Repealing the tax would boost the federal deficit by about $269 billion over 10 years, according to Congress’ Joint Committee on Taxation.
Few Americans pay the 40 percent tax on assets above the $5.4 million exclusion amount. About 5,400 estates, equal to 0.2 percent of taxpayers, will owe such taxes in 2015, according to the JCT.
(Reporting By Richard Cowan and David Lawder; Editing by Dan Grebler)
Maddow destroys ‘bad faith’ complaints about impeachment from Republican Trump supporters
The host of "The Rachel Maddow Show" on Friday blasted "bad faith" arguments from Republicans about the impeachment inquiry into President Donald Trump.
Maddow recounted the process complaints by Republicans -- each of which has disappeared.
"After going through all of that, they now have unveiled a new objection as to why President Trump cannot actually be subject to this impeachment proceeding, a new noble stand they're taking for fairness and the American way -- they have rolled it out with our friends at the Fox News channel," Maddow said.
She played a clip of former GOP Speaker Newt Gingrich on Fox News.
Everyone is baffled by Trump’s rambling rant about flushing toilets ’10 times, 15 times’
Another day, another truly baffling series of words coming from President Donald Trump’s mouth.
Speaking at a White House meeting on Friday about small business and regulation, Trump went on one of his trademark riffs, touching on a number of subjects with the clarity of a muddy puddle. He seemed to be referring to a series of complaints that have been raised over the years about various consumer product regulations (a favorite topic of Republican Sen. Rand Paul of Kentucky) but without making a coherent point about any of them.
Read the whole stream of consciousness rant to get a sense of what it was like:
Adam Schiff pushes Pence to declassify aide’s secret information — implying it might be embarrassing or illegal
House Intelligence Committee Chair Adam Schiff (D-CA) sent a letter on Friday to Vice President Mike Pence urging him to declassify the entirety of his Sept. 18 call with President Volodymyr Zelensky for use in the impeachment inquiry.

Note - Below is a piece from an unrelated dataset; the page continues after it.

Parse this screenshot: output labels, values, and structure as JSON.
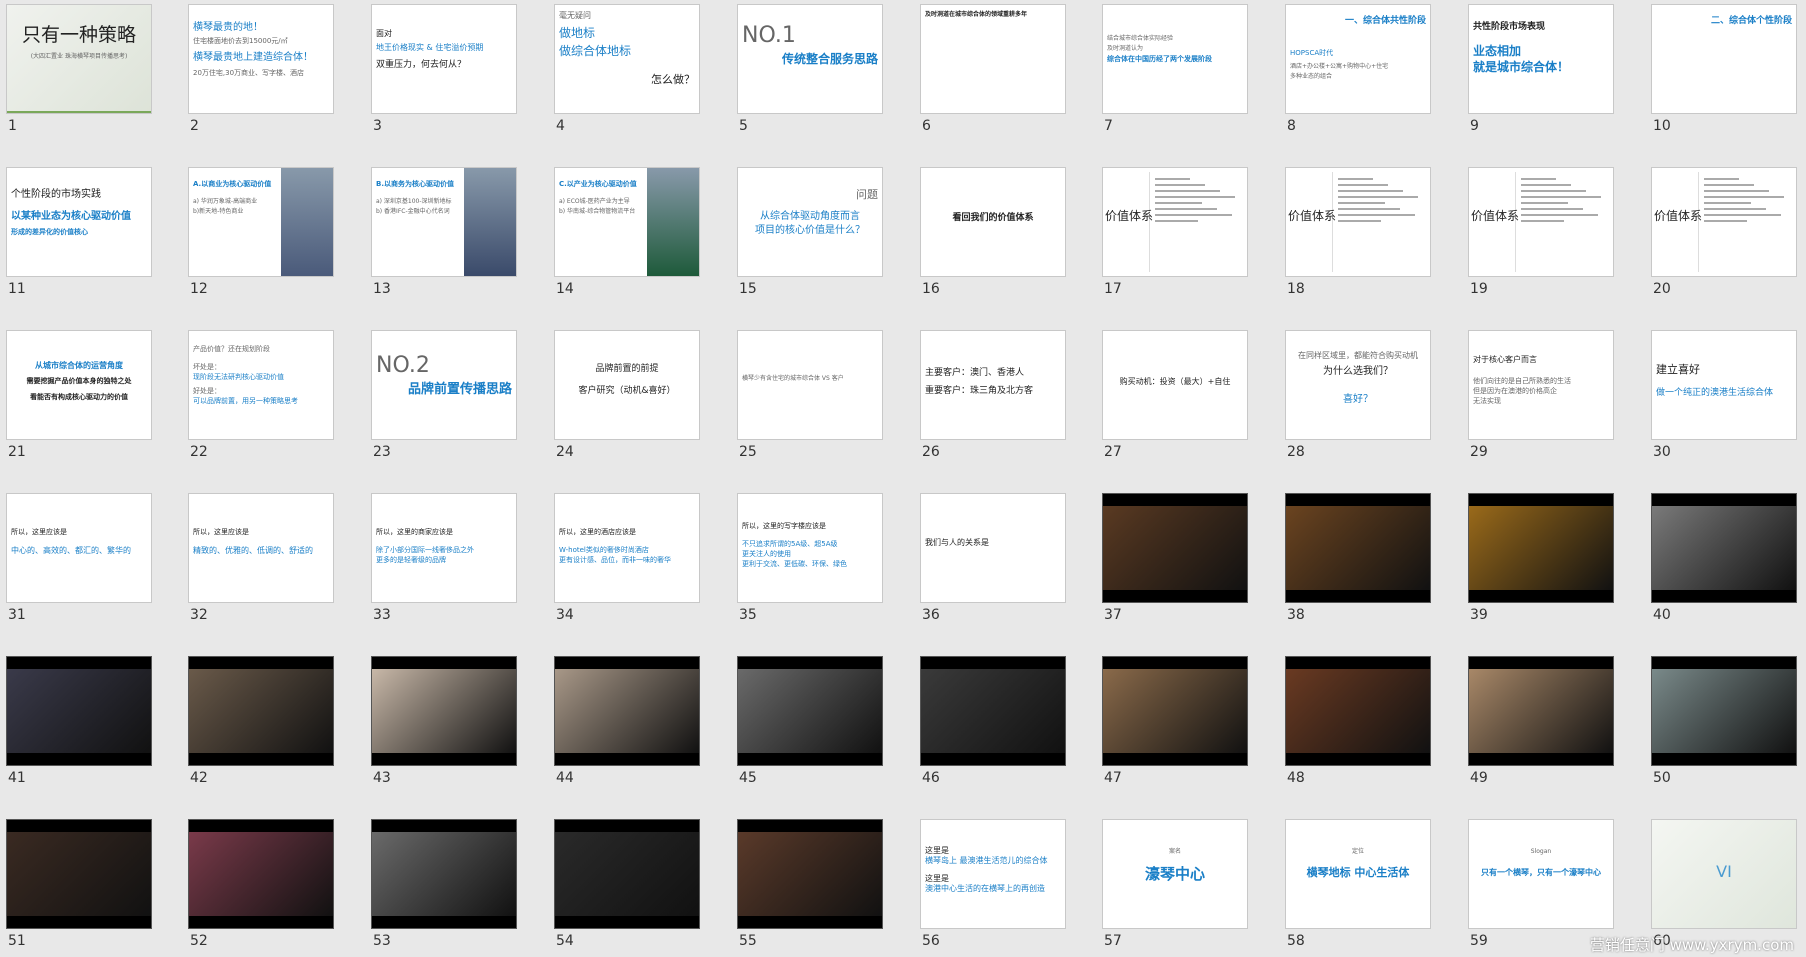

Though the vice president’s office, along with the rest of the administration, has stonewalled the impeachment inquiry’s requests for documents, Schiff’s committee obtained information about the Sept. 18 call through Jennifer Williams, a Pence aide who has already testified. Initially, Schiff explained, Williams testified about Pence’s call and did not assert that any part of it was classified. When she testified publicly, however, she said Pence’s office had since determined that the call was classified. She later sent the committee a “supplemental submission” after reviewing “materials” that refreshed her memory about the call — and it’s that supplemental submission that Schiff would like to see declassified.